The Great Tree, an in-world allusion to Avendoraldera Laman had cut down, is obviously foreshadowing of Rand's destiny and the developments to come in The Shadow Rising. In many ways, the Tree of Life represents Creation/humanity needs to save. As the Tree of Man, Avendesora is also a representation of Rand himself - Rand as the Great Tree, solid but which if can't bend enough could be broken by the 'great gathring storm' ahead. More immediately, 'The Great Tree' also mark a turning point: from there, Rand will depart for Almoth and Toman Head, which a verse of the Dark Prophecy and Verin's explanation linked to the Tree of Life. This is also from The Great Tree that Rand will visit the site of the ancient Grove (ie: Barthanes's palace and the Waygate) and it's also from The Great Tree he will depart to visit the Great Trees, those of The Stedding.
The Bunch of Grapes alludes to a metaphor Jordan liked. As he often did, the metaphor isn't explained in this book but in another, The Shadow Rising. Grapes can't do nothing to stop being eaten one by one or sent to the press, and the winemaker doesn't think twice of the bunch of grapes he sends to the press to make wine. This is a very apt reference for the Foregaters, mostly peasants who left their farms after the Aiel War and would soon die or become homeless refugees of the civil war, after the Foregate burned, victims of a King and nobles who care only for the wine and don't spare a thought for the grapes they need to send to the press. More immediately, it's Thom's lover Dena that gets sent to the press to make wine, assassinated by one of the King's thugs.
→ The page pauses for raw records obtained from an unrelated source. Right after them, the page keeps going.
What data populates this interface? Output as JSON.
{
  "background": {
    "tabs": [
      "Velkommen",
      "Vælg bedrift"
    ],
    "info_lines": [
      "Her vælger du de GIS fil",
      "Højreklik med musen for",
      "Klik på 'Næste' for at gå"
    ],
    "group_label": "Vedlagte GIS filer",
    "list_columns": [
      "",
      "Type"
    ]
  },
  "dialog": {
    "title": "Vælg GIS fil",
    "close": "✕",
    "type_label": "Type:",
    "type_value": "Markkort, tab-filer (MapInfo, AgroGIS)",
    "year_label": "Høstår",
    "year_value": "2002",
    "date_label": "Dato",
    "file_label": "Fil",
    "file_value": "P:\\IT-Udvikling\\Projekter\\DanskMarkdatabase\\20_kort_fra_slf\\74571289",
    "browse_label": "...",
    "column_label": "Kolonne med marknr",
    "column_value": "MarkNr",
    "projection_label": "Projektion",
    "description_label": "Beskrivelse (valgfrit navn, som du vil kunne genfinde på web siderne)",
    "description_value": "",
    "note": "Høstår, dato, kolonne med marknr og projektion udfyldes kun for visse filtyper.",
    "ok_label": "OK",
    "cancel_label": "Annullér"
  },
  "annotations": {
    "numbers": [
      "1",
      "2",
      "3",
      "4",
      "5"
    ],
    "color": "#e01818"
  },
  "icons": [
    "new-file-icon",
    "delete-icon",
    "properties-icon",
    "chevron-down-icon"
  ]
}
To accompany this Read-through post, were are publishing the The Great Hunt entry of Dew Drop Inn: Wheel of Time Accommodation, where you'll find the complete listing of the Inns from the book, a few illustrations of Inn signs and complementary and alternative interpretations of the Inn names and signs.